### EXERCISE:
Could you please write out each line of the records exactly, minus the pictures?

### RECORDS FOR THIS TASK:
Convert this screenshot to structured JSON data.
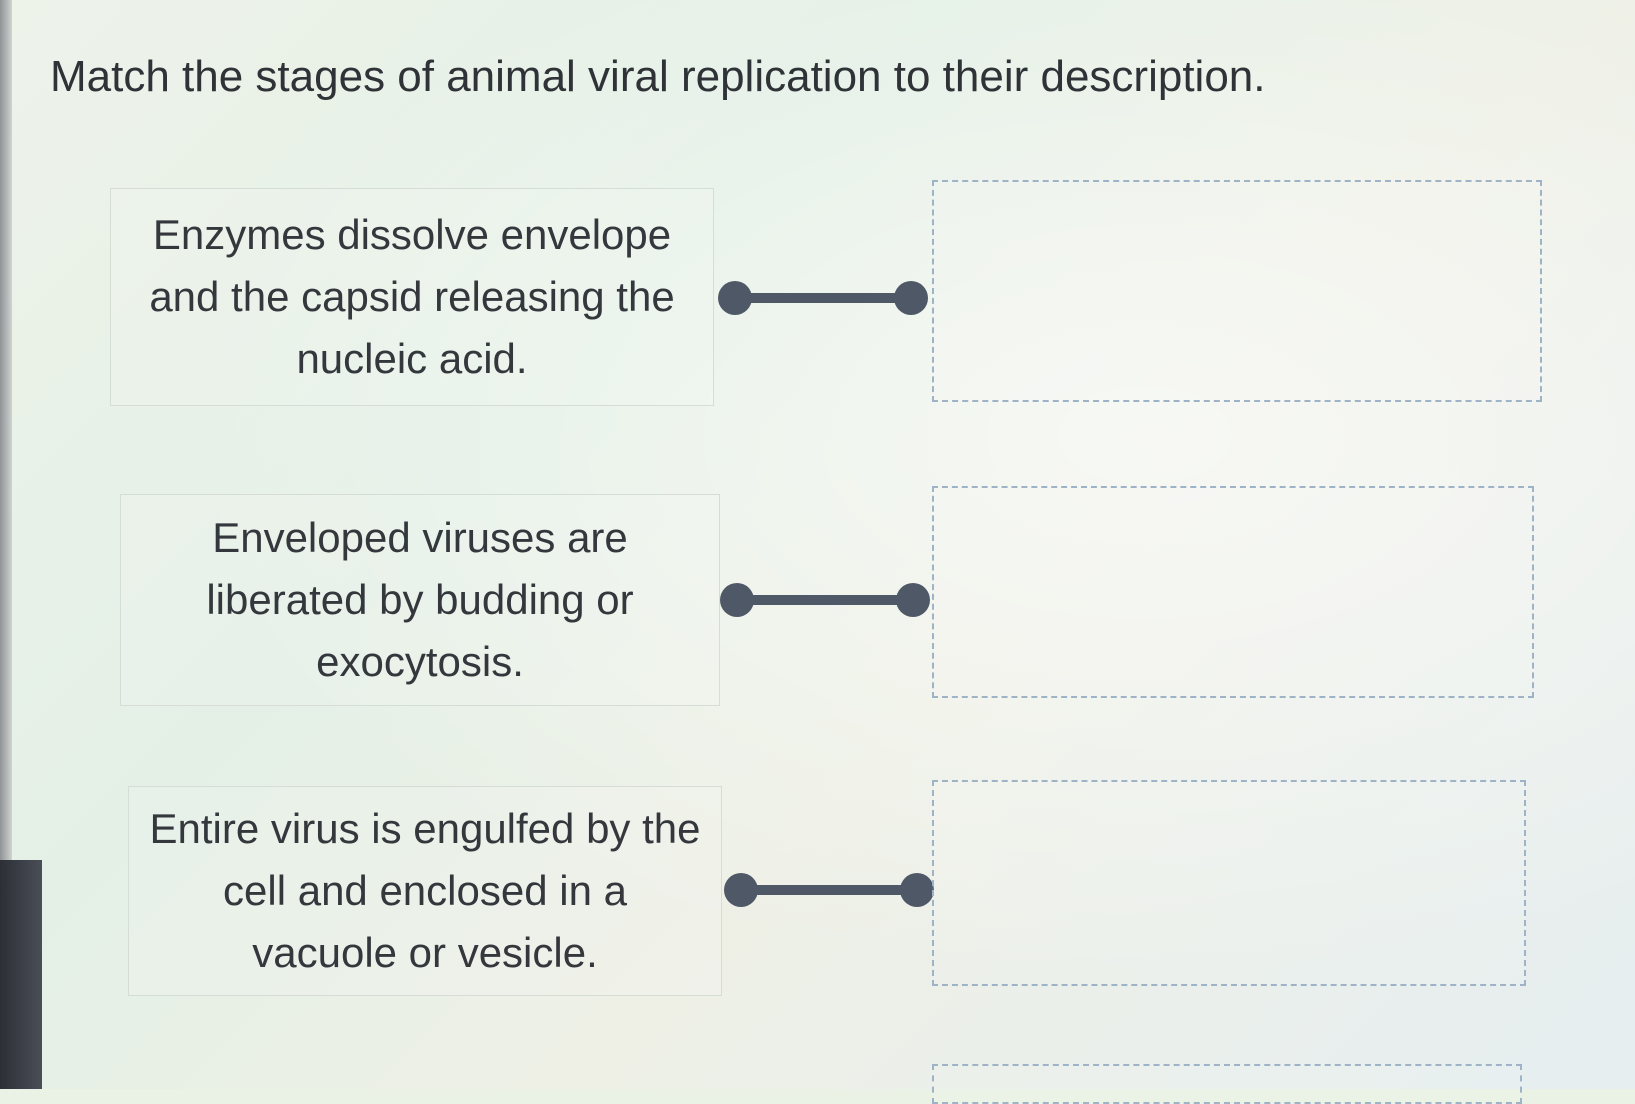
{
  "question": {
    "text": "Match the stages of animal viral replication to their description."
  },
  "descriptions": [
    {
      "text": "Enzymes dissolve envelope and the capsid releasing the nucleic acid."
    },
    {
      "text": "Enveloped viruses are liberated by budding or exocytosis."
    },
    {
      "text": "Entire virus is engulfed by the cell and enclosed in a vacuole or vesicle."
    }
  ],
  "colors": {
    "connector": "#4f5866",
    "dropzone_border": "#9fb3c7",
    "text": "#34383d"
  }
}
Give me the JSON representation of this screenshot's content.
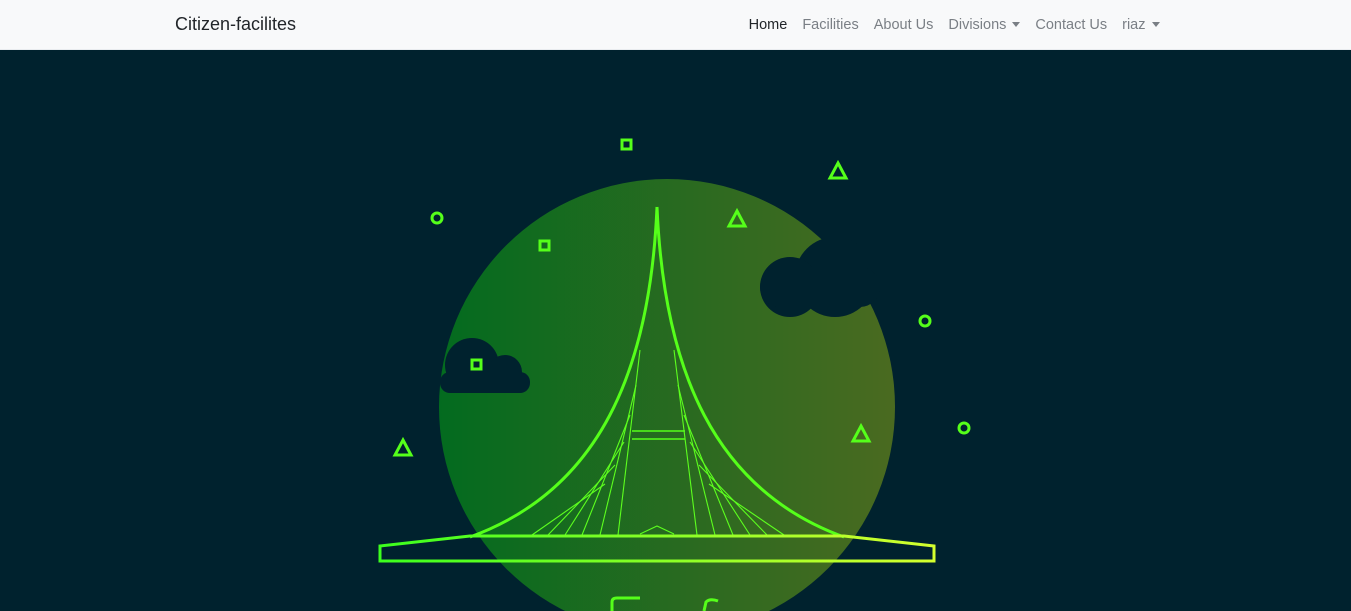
{
  "navbar": {
    "brand": "Citizen-facilites",
    "items": [
      {
        "label": "Home",
        "active": true,
        "dropdown": false
      },
      {
        "label": "Facilities",
        "active": false,
        "dropdown": false
      },
      {
        "label": "About Us",
        "active": false,
        "dropdown": false
      },
      {
        "label": "Divisions",
        "active": false,
        "dropdown": true
      },
      {
        "label": "Contact Us",
        "active": false,
        "dropdown": false
      },
      {
        "label": "riaz",
        "active": false,
        "dropdown": true
      }
    ]
  },
  "hero": {
    "illustration": "bridge-illustration",
    "colors": {
      "background": "#00222e",
      "neon": "#55ff1a",
      "neon_yellow": "#c8ff33",
      "disc_left": "#036b1f",
      "disc_right": "#4a6a20"
    }
  }
}
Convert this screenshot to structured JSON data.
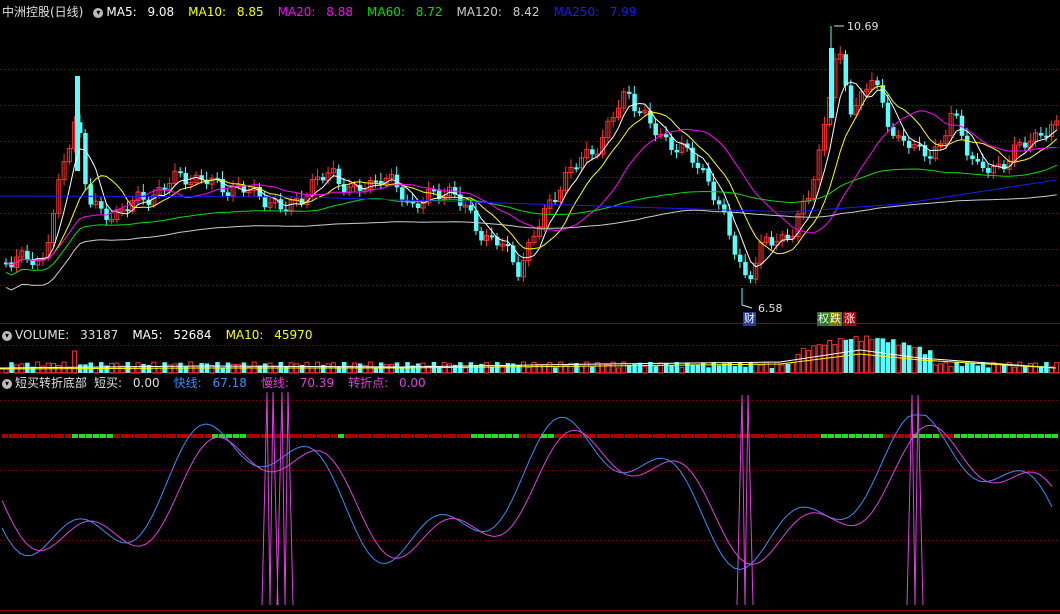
{
  "colors": {
    "up": "#ff3232",
    "down": "#54ffff",
    "grid": "#8a0000",
    "separator": "#a00000",
    "ma5": "#ffffff",
    "ma10": "#ffff00",
    "ma20": "#ff00ff",
    "ma60": "#00e000",
    "ma120": "#cccccc",
    "ma250": "#1a1aff",
    "fast": "#3a8cff",
    "slow": "#e040e0",
    "redBar": "#b00000",
    "greenBar": "#22dd22"
  },
  "main": {
    "title": "中洲控股(日线)",
    "ma5": {
      "label": "MA5:",
      "value": "9.08"
    },
    "ma10": {
      "label": "MA10:",
      "value": "8.85"
    },
    "ma20": {
      "label": "MA20:",
      "value": "8.88"
    },
    "ma60": {
      "label": "MA60:",
      "value": "8.72"
    },
    "ma120": {
      "label": "MA120:",
      "value": "8.42"
    },
    "ma250": {
      "label": "MA250:",
      "value": "7.99"
    },
    "high_label": "10.69",
    "low_label": "6.58",
    "tags": [
      "财",
      "权",
      "跌",
      "涨"
    ]
  },
  "volume": {
    "title": "VOLUME:",
    "value": "33187",
    "ma5_label": "MA5:",
    "ma5": "52684",
    "ma10_label": "MA10:",
    "ma10": "45970"
  },
  "indicator": {
    "title": "短买转折底部",
    "buy_label": "短买:",
    "buy": "0.00",
    "fast_label": "快线:",
    "fast": "67.18",
    "slow_label": "慢线:",
    "slow": "70.39",
    "turn_label": "转折点:",
    "turn": "0.00"
  }
}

### RESULT OF THE EXERCISE:
Convert this screenshot to structured JSON data.
{
  "question": {
    "text": "Match the stages of animal viral replication to their description."
  },
  "descriptions": [
    {
      "text": "Enzymes dissolve envelope and the capsid releasing the nucleic acid."
    },
    {
      "text": "Enveloped viruses are liberated by budding or exocytosis."
    },
    {
      "text": "Entire virus is engulfed by the cell and enclosed in a vacuole or vesicle."
    }
  ],
  "colors": {
    "connector": "#4f5866",
    "dropzone_border": "#9fb3c7",
    "text": "#34383d"
  }
}
Give me the JSON representation of this screenshot's content.
{
  "navbar": {
    "brand": "Citizen-facilites",
    "items": [
      {
        "label": "Home",
        "active": true,
        "dropdown": false
      },
      {
        "label": "Facilities",
        "active": false,
        "dropdown": false
      },
      {
        "label": "About Us",
        "active": false,
        "dropdown": false
      },
      {
        "label": "Divisions",
        "active": false,
        "dropdown": true
      },
      {
        "label": "Contact Us",
        "active": false,
        "dropdown": false
      },
      {
        "label": "riaz",
        "active": false,
        "dropdown": true
      }
    ]
  },
  "hero": {
    "illustration": "bridge-illustration",
    "colors": {
      "background": "#00222e",
      "neon": "#55ff1a",
      "neon_yellow": "#c8ff33",
      "disc_left": "#036b1f",
      "disc_right": "#4a6a20"
    }
  }
}
Convert this screenshot to structured JSON data.
{
  "colors": {
    "up": "#ff3232",
    "down": "#54ffff",
    "grid": "#8a0000",
    "separator": "#a00000",
    "ma5": "#ffffff",
    "ma10": "#ffff00",
    "ma20": "#ff00ff",
    "ma60": "#00e000",
    "ma120": "#cccccc",
    "ma250": "#1a1aff",
    "fast": "#3a8cff",
    "slow": "#e040e0",
    "redBar": "#b00000",
    "greenBar": "#22dd22"
  },
  "main": {
    "title": "中洲控股(日线)",
    "ma5": {
      "label": "MA5:",
      "value": "9.08"
    },
    "ma10": {
      "label": "MA10:",
      "value": "8.85"
    },
    "ma20": {
      "label": "MA20:",
      "value": "8.88"
    },
    "ma60": {
      "label": "MA60:",
      "value": "8.72"
    },
    "ma120": {
      "label": "MA120:",
      "value": "8.42"
    },
    "ma250": {
      "label": "MA250:",
      "value": "7.99"
    },
    "high_label": "10.69",
    "low_label": "6.58",
    "tags": [
      "财",
      "权",
      "跌",
      "涨"
    ]
  },
  "volume": {
    "title": "VOLUME:",
    "value": "33187",
    "ma5_label": "MA5:",
    "ma5": "52684",
    "ma10_label": "MA10:",
    "ma10": "45970"
  },
  "indicator": {
    "title": "短买转折底部",
    "buy_label": "短买:",
    "buy": "0.00",
    "fast_label": "快线:",
    "fast": "67.18",
    "slow_label": "慢线:",
    "slow": "70.39",
    "turn_label": "转折点:",
    "turn": "0.00"
  }
}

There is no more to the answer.